34. Kim I, Rodriguez Enriquez S, Lemasters JJ. Selective degradation of mitochondria by mitophagy. Arch Biochem Biophys. 2007;462:245–53. [PMC free article] [PubMed]
35. Zhang Y, Qi H, Taylor R, Xu W, Liu LF, Jin S. The role of autophagy in mitochondria maintenance: characterization of mitochondrial functions in autophagy-deficient S. cerevisiae strains. Autophagy. 2007;3:337–46. [PubMed]
36. Komatsu M, Waguri S, Ueno T, et al. Impairment of starvation-induced and constitutive autophagy in Atg7-deficient mice. J Cell Biol. 2005;169:425–34. [PMC free article] [PubMed]
37. Scherz Shouval R, Elazar Z. ROS, mitochondria and the regulation of autophagy. Trends Cell Biol. 2007;17:422–7. [PubMed]
38. Hara T, Nakamura K, Matsui M, et al. Suppression of basal autophagy in neural cells causes neurodegenerative disease in mice. Nature. 2006;441:885–9. [PubMed]
39. Komatsu M, Waguri S, Chiba T, et al. Loss of autophagy in the central nervous system causes neurodegeneration in mice. Nature. 2006;441:880–4. [PubMed]
40. Ciechanover A. Intracellular protein degradation: from a vague idea thru the lysosome and the ubiquitin-proteasome system and onto human diseases and drug targeting. Cell Death Differ. 2005;12:1178–90. [PubMed]

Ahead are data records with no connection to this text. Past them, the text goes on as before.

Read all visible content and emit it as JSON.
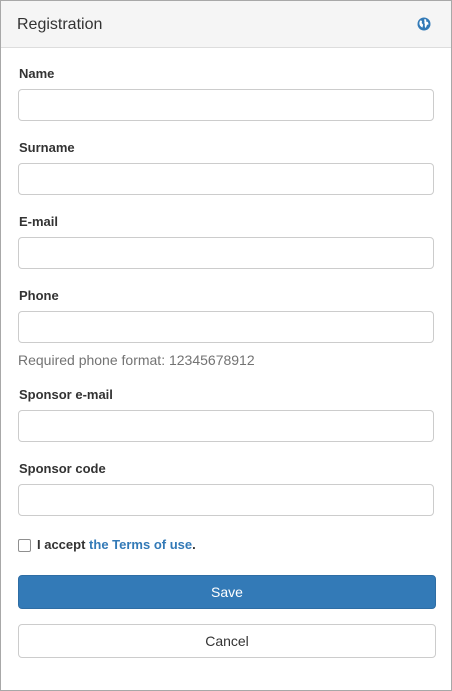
{
  "header": {
    "title": "Registration",
    "icon": "globe-icon"
  },
  "form": {
    "fields": [
      {
        "label": "Name",
        "value": "",
        "placeholder": ""
      },
      {
        "label": "Surname",
        "value": "",
        "placeholder": ""
      },
      {
        "label": "E-mail",
        "value": "",
        "placeholder": ""
      },
      {
        "label": "Phone",
        "value": "",
        "placeholder": ""
      },
      {
        "label": "Sponsor e-mail",
        "value": "",
        "placeholder": ""
      },
      {
        "label": "Sponsor code",
        "value": "",
        "placeholder": ""
      }
    ],
    "phone_help": "Required phone format: 12345678912",
    "terms": {
      "checked": false,
      "prefix": "I accept",
      "link_text": "the Terms of use",
      "suffix": "."
    }
  },
  "actions": {
    "save_label": "Save",
    "cancel_label": "Cancel"
  },
  "colors": {
    "primary": "#337ab7",
    "link": "#337ab7",
    "heading_bg": "#f5f5f5"
  }
}
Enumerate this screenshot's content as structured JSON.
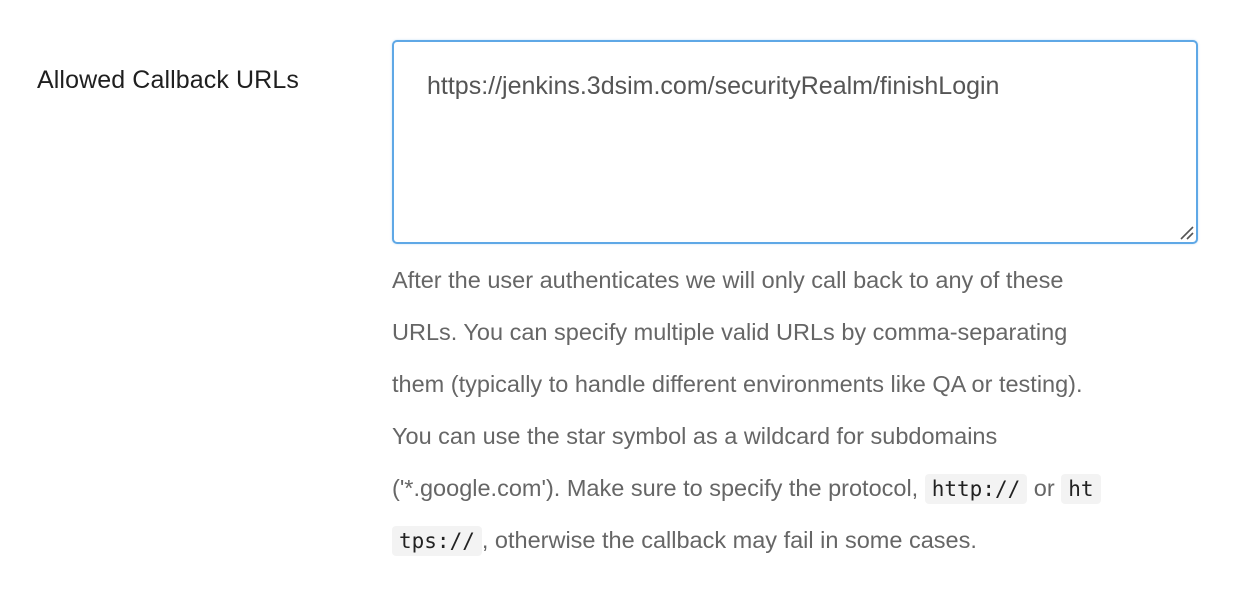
{
  "field": {
    "label": "Allowed Callback URLs",
    "value": "https://jenkins.3dsim.com/securityRealm/finishLogin"
  },
  "help": {
    "line1": "After the user authenticates we will only call back to any of these",
    "line2": "URLs. You can specify multiple valid URLs by comma-separating",
    "line3": "them (typically to handle different environments like QA or testing).",
    "line4": "You can use the star symbol as a wildcard for subdomains",
    "line5_prefix": "('*.google.com'). Make sure to specify the protocol,",
    "code1": "http://",
    "or_text": "or",
    "code2_part1": "ht",
    "code2_part2": "tps://",
    "line6_suffix": ", otherwise the callback may fail in some cases."
  },
  "colors": {
    "focus_border": "#5fa8e6",
    "label": "#1f1f1f",
    "help_text": "#666666"
  }
}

41. Reinstein E, Ciechanover A. Narrative review: protein degradation and human diseases: the ubiquitin connection. Ann Intern Med. 2006;145:676–84. [PubMed]